* **Task requirements**
Among the entries that follow, find the lines holding "also" and say how many there are, with no other words.

* **Materials provided**
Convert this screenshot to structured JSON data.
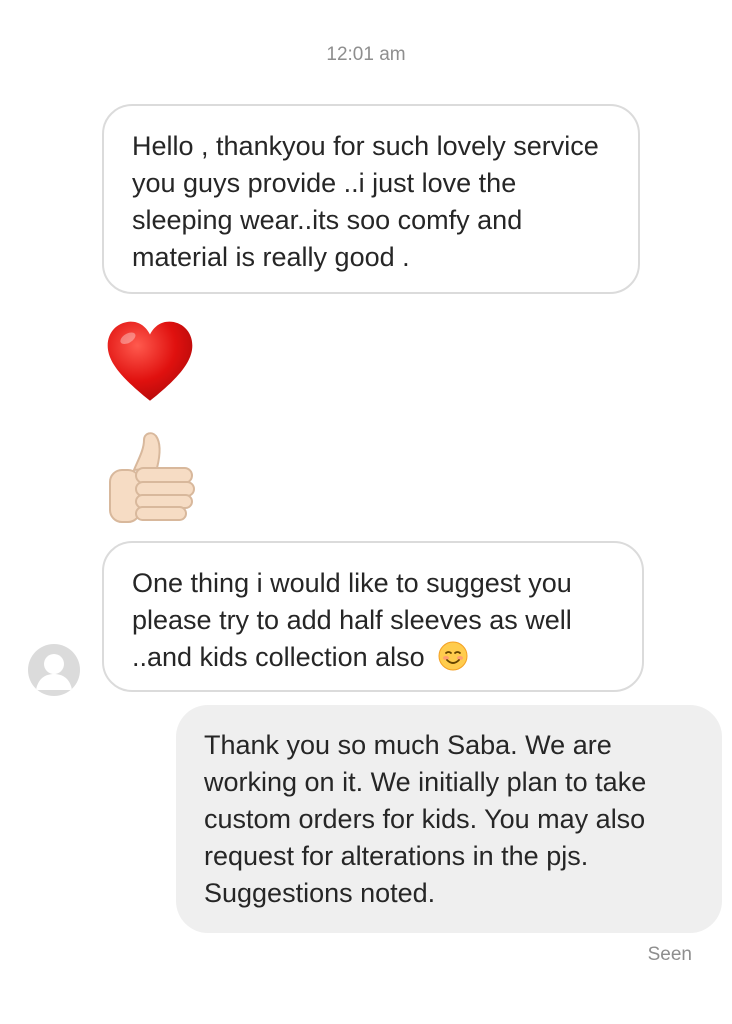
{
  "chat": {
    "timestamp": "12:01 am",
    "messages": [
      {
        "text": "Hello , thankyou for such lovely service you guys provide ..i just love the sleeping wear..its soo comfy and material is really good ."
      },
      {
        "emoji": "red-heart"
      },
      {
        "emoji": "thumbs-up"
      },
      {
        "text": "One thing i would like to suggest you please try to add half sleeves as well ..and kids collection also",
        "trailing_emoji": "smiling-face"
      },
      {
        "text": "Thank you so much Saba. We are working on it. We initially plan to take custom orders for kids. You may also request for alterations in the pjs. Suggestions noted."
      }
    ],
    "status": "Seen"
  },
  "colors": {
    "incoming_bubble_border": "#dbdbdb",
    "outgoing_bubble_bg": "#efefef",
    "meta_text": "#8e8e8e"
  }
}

* **Result of the exercise**
2